> [REQUIRED ACTION]
Copy out, from the data, each line containing the string "channel".

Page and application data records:
★ ★ ★ ★ ★

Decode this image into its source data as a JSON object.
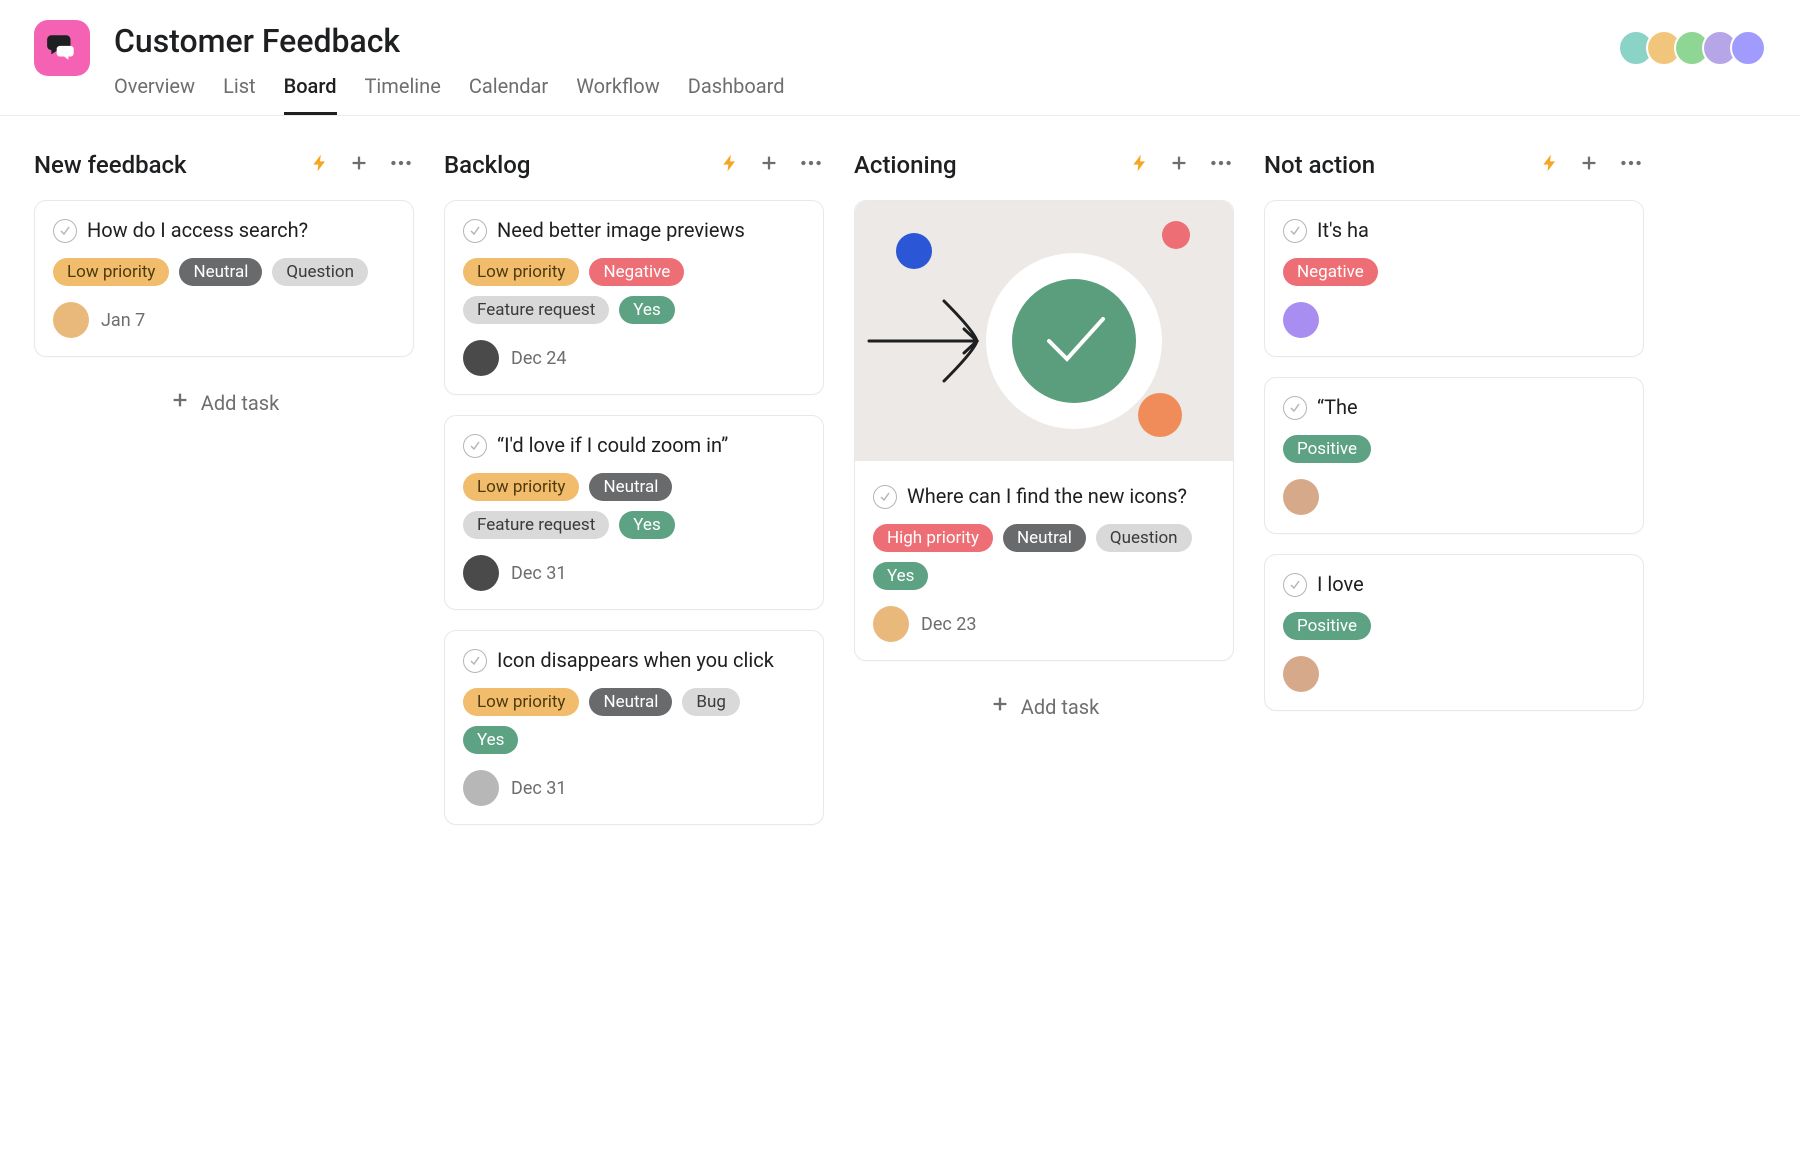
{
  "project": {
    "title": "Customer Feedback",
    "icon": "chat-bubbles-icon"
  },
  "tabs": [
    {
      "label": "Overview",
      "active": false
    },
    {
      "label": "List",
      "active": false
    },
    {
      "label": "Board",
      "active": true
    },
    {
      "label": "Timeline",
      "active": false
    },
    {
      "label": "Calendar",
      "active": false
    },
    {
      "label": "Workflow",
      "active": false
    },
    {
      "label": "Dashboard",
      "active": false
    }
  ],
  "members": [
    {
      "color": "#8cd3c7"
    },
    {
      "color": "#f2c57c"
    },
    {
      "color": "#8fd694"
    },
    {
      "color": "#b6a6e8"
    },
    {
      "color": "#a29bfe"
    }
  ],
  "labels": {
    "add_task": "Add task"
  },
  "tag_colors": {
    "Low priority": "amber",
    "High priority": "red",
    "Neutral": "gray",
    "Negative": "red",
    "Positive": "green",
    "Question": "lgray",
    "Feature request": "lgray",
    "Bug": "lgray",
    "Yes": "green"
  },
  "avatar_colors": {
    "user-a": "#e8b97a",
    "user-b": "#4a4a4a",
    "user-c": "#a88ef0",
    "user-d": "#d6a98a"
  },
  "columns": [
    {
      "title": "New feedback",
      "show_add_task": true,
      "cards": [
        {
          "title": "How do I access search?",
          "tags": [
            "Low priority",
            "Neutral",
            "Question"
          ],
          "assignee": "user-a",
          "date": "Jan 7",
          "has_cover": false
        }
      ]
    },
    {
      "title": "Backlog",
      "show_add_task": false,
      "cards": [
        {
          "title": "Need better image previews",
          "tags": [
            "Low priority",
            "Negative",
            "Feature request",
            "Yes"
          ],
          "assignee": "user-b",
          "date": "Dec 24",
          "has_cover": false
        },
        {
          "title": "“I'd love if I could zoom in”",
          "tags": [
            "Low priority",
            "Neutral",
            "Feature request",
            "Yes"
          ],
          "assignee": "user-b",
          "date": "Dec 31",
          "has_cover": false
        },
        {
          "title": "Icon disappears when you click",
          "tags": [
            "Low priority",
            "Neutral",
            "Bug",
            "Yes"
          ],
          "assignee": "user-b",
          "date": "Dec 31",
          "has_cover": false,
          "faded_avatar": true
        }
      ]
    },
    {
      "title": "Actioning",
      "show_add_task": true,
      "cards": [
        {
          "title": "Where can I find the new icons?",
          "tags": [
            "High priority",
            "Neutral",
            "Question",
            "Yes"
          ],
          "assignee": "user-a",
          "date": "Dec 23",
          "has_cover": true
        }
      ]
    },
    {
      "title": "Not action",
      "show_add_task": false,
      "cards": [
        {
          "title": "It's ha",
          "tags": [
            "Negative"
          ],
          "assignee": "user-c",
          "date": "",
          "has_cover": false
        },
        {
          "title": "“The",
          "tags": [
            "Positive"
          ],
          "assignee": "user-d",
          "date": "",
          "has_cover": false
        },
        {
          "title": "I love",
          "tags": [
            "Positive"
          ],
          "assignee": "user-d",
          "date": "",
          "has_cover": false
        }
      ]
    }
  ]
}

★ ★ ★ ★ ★

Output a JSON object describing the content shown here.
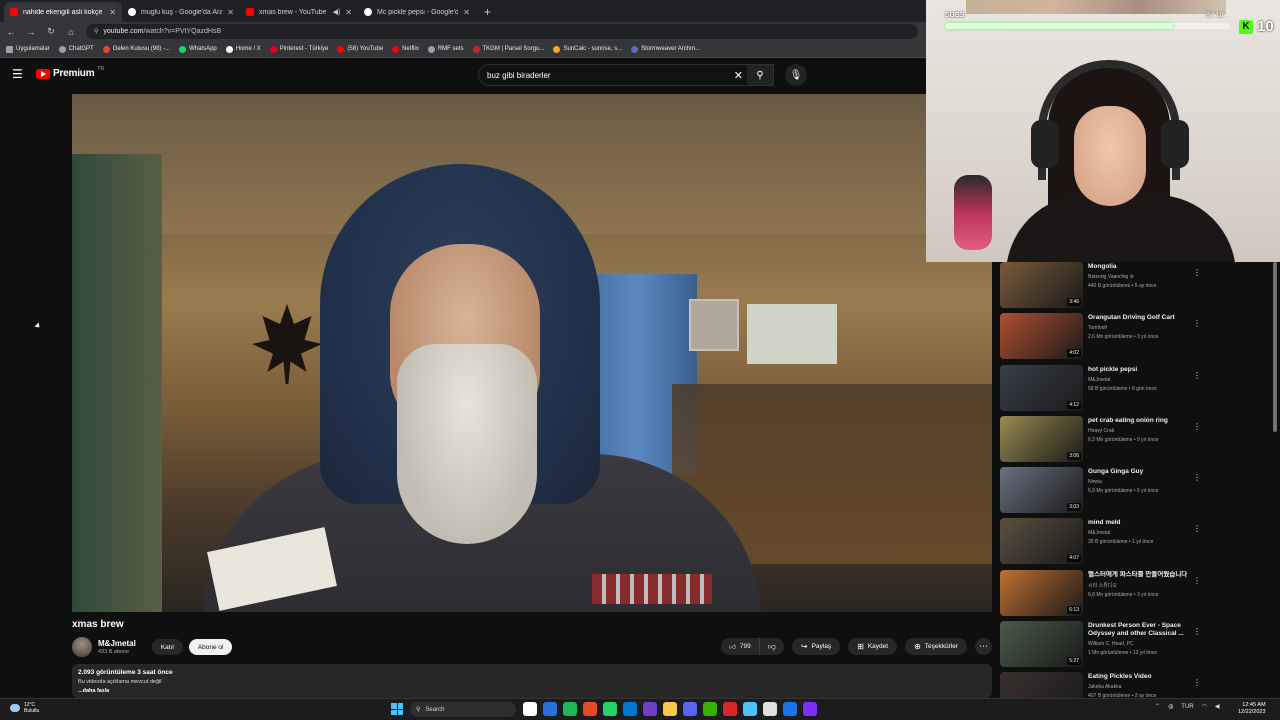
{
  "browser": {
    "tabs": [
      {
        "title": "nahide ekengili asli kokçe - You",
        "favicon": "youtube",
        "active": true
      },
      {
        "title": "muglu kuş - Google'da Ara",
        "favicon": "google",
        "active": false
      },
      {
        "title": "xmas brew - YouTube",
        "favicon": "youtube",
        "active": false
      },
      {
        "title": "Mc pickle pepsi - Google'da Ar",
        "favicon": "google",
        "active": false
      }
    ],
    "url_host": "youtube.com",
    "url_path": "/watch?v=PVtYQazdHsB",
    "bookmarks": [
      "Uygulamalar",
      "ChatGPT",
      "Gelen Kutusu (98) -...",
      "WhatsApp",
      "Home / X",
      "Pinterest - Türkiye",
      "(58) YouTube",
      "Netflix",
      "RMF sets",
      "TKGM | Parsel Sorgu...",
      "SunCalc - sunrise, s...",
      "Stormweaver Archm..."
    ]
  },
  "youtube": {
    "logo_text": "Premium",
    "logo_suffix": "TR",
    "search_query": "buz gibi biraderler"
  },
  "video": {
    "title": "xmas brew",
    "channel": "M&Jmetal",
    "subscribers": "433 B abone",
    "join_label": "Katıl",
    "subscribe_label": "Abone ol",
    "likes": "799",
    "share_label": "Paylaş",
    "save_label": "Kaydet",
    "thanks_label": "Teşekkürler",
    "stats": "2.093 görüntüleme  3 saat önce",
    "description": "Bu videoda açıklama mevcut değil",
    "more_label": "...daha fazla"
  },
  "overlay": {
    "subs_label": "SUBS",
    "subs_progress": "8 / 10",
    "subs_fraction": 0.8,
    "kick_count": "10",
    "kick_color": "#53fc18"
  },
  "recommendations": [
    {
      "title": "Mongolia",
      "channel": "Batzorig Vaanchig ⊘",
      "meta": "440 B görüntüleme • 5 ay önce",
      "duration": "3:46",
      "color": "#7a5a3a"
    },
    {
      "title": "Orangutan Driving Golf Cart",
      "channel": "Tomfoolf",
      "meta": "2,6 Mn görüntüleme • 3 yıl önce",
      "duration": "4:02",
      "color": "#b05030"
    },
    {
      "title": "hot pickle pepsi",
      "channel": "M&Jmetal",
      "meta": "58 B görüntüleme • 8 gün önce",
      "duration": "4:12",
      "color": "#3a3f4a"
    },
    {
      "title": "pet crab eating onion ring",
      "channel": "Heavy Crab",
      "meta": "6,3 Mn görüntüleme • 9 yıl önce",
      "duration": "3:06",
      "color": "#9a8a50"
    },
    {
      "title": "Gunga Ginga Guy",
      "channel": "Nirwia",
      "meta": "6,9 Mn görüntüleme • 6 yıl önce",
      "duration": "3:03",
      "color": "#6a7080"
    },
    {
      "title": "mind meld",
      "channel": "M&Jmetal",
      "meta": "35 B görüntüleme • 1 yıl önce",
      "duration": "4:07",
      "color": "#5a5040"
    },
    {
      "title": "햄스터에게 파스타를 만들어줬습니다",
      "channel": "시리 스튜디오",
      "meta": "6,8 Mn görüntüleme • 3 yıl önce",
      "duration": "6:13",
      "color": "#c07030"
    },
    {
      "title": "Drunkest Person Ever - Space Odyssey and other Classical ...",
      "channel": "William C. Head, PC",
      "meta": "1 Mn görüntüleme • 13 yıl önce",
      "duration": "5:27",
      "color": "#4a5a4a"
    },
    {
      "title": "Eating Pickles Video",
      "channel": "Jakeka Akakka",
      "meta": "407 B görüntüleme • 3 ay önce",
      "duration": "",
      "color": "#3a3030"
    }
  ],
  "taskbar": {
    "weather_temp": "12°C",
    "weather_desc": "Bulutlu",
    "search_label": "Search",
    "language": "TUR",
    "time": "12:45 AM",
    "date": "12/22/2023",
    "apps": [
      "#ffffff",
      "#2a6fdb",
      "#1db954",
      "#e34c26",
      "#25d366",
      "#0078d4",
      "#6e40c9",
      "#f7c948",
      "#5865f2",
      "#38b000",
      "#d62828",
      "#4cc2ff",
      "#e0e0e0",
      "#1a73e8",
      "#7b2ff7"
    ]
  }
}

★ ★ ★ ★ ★

> [SOLUTION FOR THIS TASK]
    "channel": "M&Jmetal",
      "channel": "Batzorig Vaanchig ⊘",
      "channel": "Tomfoolf",
      "channel": "M&Jmetal",
      "channel": "Heavy Crab",
      "channel": "Nirwia",
      "channel": "M&Jmetal",
      "channel": "시리 스튜디오",
      "channel": "William C. Head, PC",
      "channel": "Jakeka Akakka",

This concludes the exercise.